Try it - Look over the listing below and work out how many lines have the word "this". Write only that number.

^^^^^^^^^^^^^^^^

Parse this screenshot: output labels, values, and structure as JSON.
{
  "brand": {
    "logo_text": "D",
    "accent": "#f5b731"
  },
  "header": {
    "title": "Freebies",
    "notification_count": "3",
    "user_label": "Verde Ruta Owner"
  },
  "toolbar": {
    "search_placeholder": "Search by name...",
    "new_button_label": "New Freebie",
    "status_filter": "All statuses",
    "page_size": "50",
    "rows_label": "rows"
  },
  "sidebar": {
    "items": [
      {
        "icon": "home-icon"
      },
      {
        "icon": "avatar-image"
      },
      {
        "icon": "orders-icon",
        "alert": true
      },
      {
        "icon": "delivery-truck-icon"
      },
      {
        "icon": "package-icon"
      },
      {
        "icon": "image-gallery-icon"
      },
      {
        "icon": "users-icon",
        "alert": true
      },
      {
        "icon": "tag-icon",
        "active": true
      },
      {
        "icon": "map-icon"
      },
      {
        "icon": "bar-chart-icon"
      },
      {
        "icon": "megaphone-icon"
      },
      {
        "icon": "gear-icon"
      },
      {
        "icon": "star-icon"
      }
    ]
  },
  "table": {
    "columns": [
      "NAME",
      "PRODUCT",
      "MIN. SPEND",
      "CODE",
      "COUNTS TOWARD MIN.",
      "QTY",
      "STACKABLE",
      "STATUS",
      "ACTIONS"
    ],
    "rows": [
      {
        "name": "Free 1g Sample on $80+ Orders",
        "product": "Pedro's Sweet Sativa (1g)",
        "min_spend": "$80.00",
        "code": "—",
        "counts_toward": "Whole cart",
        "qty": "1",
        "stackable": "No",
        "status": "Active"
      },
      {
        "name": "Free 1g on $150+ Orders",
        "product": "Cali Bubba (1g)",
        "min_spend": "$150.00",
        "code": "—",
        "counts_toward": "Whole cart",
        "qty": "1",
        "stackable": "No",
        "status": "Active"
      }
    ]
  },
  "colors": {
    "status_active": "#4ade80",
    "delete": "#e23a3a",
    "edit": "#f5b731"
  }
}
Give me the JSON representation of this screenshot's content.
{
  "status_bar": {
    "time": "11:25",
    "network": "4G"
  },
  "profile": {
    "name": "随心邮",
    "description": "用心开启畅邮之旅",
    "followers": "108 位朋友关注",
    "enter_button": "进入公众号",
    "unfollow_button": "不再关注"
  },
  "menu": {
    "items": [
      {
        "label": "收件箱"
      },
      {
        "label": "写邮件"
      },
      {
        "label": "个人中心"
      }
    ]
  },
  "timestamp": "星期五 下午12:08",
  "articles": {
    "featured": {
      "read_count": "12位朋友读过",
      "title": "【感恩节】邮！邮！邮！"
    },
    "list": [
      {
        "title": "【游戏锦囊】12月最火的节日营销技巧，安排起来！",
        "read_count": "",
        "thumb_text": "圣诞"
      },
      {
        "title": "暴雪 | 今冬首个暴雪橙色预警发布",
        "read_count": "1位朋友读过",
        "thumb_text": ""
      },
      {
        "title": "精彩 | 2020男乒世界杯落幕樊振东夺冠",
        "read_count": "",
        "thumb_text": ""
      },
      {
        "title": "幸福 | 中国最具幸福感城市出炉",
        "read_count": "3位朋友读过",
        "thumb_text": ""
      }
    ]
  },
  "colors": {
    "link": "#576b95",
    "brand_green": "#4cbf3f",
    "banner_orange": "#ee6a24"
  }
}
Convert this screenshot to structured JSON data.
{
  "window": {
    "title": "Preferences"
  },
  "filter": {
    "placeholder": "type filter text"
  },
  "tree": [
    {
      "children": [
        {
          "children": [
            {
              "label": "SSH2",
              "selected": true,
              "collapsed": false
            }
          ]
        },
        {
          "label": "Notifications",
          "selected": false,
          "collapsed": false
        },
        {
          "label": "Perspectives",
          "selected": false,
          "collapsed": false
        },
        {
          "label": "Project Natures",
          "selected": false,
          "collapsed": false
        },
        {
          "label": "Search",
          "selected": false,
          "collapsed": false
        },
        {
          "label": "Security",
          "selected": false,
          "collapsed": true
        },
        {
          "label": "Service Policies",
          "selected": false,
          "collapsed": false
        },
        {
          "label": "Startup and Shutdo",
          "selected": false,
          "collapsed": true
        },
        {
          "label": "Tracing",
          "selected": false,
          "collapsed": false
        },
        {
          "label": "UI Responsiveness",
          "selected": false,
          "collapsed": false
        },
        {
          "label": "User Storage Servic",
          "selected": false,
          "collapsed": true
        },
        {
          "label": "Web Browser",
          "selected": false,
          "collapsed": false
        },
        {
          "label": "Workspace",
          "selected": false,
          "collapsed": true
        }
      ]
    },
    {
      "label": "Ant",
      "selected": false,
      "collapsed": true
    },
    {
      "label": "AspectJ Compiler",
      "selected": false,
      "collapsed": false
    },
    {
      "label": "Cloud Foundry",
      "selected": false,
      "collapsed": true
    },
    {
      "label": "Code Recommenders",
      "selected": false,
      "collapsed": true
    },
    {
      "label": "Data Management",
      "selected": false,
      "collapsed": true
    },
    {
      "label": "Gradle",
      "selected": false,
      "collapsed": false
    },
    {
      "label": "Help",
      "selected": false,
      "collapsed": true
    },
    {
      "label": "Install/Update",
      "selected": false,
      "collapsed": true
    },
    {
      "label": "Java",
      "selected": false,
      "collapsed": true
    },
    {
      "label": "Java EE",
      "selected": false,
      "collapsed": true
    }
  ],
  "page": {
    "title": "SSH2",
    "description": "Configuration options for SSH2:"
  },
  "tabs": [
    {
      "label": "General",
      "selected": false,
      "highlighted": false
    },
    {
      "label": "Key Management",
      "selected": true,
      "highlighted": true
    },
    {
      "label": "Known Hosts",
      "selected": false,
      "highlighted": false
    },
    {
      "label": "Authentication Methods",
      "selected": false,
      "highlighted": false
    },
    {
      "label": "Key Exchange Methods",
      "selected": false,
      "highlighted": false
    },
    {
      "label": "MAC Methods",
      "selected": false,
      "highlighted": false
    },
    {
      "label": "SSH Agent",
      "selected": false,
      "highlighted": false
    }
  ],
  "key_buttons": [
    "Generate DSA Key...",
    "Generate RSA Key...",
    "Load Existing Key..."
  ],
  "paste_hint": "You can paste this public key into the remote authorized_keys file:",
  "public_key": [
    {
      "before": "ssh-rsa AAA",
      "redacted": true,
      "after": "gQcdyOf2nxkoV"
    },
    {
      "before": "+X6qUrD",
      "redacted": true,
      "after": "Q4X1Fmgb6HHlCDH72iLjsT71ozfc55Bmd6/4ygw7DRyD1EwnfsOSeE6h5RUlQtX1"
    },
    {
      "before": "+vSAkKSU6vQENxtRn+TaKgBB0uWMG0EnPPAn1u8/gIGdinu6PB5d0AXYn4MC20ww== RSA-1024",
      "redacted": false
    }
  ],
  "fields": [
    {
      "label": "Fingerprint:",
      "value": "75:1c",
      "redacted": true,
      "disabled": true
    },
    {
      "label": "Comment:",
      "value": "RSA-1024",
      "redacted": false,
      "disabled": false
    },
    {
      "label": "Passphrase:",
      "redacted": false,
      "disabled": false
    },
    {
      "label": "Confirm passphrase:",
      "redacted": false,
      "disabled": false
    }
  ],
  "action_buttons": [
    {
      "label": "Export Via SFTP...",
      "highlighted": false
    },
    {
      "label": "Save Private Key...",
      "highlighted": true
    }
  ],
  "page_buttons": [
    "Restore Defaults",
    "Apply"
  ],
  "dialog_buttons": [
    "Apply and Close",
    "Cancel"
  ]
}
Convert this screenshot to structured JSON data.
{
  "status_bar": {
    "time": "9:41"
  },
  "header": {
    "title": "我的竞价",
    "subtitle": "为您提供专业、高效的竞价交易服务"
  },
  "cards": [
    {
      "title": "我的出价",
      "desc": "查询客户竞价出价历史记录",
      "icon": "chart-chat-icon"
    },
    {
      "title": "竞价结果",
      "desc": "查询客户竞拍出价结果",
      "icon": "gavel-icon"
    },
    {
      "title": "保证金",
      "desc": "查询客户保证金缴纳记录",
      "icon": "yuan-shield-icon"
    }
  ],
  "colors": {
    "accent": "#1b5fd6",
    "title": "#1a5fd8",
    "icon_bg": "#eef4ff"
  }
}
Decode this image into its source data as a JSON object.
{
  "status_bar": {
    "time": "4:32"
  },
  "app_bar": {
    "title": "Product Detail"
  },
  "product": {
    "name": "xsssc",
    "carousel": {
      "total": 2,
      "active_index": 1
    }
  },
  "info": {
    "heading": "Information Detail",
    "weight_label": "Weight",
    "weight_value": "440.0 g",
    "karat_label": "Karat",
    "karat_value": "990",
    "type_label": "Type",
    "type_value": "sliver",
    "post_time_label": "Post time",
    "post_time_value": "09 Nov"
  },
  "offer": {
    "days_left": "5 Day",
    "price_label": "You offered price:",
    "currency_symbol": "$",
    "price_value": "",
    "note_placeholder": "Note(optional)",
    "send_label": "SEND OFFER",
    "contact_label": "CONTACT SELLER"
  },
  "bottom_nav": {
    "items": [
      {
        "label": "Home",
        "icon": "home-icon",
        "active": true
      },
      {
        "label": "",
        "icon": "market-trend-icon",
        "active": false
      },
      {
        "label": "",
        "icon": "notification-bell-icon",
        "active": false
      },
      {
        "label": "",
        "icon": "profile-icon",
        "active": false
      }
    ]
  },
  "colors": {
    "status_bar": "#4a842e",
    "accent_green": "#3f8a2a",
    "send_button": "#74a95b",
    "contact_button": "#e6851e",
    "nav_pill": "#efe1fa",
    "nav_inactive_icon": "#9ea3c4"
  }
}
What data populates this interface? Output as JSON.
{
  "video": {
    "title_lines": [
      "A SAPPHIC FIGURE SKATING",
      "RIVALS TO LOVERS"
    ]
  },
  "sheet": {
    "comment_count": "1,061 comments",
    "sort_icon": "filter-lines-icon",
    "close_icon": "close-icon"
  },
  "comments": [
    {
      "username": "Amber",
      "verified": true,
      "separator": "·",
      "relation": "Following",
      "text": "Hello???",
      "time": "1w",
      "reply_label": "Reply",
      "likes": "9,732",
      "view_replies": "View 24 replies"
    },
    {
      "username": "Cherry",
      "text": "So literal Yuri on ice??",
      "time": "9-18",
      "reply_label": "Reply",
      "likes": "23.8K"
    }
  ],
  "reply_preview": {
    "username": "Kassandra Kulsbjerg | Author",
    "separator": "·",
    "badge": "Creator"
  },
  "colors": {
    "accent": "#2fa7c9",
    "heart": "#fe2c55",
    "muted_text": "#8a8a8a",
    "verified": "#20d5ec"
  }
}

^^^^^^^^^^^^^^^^

Response area - 7